Einstein's premonition was accurate. Today, the notes are on auction in Jerusalem by the seller, who is a relative of the courier and wants to remain anonymous. They will go up for sale this Halloween, along with two other letters Einstein wrote in later years, according to IFL Science.

Related: Albert Einstein: A driven, curious and innovative mind that changed the course of history

The notes are especially valuable considering the date they were written: 1922. This was shortly after Einstein had been awarded the Nobel Prize for physics and had just begun to become a household name. Einstein was awarded the Nobel in 1921 for "his services to Theoretical Physics, and especially for his discovery of the law of the photoelectric effect." However, he did not physically receive his award until a year later in 1922.

The law of the photoelectric effect proposed that light is both a wave and a particle, an understanding that soon became fundamental to quantum mechanics; without it we would have no solar cells.

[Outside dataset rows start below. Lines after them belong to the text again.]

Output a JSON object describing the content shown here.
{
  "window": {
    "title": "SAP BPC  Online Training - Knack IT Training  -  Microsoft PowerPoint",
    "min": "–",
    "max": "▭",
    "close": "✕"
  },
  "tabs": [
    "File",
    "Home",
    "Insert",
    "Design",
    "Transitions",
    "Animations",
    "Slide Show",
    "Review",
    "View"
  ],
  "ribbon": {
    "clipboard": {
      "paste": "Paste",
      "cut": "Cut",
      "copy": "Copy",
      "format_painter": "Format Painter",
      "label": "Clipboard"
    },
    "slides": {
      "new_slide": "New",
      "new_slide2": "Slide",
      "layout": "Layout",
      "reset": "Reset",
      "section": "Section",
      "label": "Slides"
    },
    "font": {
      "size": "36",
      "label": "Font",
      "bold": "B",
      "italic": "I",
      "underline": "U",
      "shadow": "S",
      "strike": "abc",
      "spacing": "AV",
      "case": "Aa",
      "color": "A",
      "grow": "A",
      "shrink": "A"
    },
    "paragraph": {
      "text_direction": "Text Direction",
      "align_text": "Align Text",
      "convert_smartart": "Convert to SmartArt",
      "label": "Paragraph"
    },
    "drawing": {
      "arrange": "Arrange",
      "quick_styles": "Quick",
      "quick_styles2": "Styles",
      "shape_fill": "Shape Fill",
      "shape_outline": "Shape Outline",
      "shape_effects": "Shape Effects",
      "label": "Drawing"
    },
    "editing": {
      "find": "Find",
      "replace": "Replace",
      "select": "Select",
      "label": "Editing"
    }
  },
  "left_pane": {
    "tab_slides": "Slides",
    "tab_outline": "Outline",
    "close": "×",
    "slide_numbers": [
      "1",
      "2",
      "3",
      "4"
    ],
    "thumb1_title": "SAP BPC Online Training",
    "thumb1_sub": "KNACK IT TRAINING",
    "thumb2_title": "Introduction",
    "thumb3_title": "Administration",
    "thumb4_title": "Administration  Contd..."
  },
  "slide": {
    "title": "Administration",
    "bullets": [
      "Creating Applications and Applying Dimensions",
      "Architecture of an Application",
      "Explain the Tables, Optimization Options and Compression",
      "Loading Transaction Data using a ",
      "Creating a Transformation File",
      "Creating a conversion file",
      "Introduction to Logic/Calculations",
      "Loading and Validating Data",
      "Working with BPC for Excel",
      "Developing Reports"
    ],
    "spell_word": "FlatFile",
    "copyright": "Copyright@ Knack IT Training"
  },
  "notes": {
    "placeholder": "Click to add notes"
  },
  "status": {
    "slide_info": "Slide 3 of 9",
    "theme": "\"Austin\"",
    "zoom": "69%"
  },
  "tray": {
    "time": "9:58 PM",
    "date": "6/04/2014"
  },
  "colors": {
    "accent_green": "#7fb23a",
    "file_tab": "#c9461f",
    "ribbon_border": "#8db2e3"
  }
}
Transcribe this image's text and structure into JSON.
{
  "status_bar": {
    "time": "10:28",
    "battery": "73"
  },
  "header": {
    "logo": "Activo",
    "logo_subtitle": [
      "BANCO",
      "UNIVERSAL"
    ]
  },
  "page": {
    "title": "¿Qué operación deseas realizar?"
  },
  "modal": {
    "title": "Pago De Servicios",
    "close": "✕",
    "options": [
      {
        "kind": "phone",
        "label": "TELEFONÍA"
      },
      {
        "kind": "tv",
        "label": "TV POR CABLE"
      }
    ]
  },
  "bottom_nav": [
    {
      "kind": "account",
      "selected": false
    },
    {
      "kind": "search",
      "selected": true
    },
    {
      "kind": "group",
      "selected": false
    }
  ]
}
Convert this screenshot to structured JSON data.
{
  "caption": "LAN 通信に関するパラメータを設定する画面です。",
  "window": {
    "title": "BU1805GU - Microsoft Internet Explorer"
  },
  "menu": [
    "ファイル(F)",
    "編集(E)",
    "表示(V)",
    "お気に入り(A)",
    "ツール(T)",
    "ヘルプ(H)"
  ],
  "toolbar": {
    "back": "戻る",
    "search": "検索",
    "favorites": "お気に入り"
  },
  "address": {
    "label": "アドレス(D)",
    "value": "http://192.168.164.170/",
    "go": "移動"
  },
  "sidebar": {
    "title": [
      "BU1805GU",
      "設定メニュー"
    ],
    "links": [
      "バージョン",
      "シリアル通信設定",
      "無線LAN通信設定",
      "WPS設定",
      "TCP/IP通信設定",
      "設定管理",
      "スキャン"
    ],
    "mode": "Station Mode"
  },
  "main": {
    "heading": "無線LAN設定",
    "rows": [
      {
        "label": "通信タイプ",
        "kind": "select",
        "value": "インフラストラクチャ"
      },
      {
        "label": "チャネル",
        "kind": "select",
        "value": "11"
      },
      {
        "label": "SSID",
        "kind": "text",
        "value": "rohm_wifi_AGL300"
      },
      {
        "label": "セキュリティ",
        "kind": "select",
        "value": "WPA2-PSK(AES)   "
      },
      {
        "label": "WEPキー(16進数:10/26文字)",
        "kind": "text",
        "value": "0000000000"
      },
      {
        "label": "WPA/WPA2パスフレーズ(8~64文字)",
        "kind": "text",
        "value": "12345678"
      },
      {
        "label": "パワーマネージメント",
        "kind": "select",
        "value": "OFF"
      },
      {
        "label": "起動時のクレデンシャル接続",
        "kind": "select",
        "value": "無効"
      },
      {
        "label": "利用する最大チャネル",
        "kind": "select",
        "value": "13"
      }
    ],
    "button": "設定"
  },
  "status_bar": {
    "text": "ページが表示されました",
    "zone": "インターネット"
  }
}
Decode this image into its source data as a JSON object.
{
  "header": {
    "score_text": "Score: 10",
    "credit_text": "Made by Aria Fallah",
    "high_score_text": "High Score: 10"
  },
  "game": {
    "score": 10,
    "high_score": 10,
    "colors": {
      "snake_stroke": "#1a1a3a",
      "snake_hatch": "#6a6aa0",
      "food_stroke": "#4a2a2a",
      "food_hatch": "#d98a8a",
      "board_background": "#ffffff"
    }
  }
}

There's no way of knowing what went through Einstein's mind as he wrote these notes, or what spurred his musings on happiness. Roni Grosz, an archivist in charge of the world's largest Einstein collection at Jerusalem's Hebrew University, told AFP the notes simply offer a "stone in the mosaic" of Einstein's portrait during a time when he had reached newfound fame.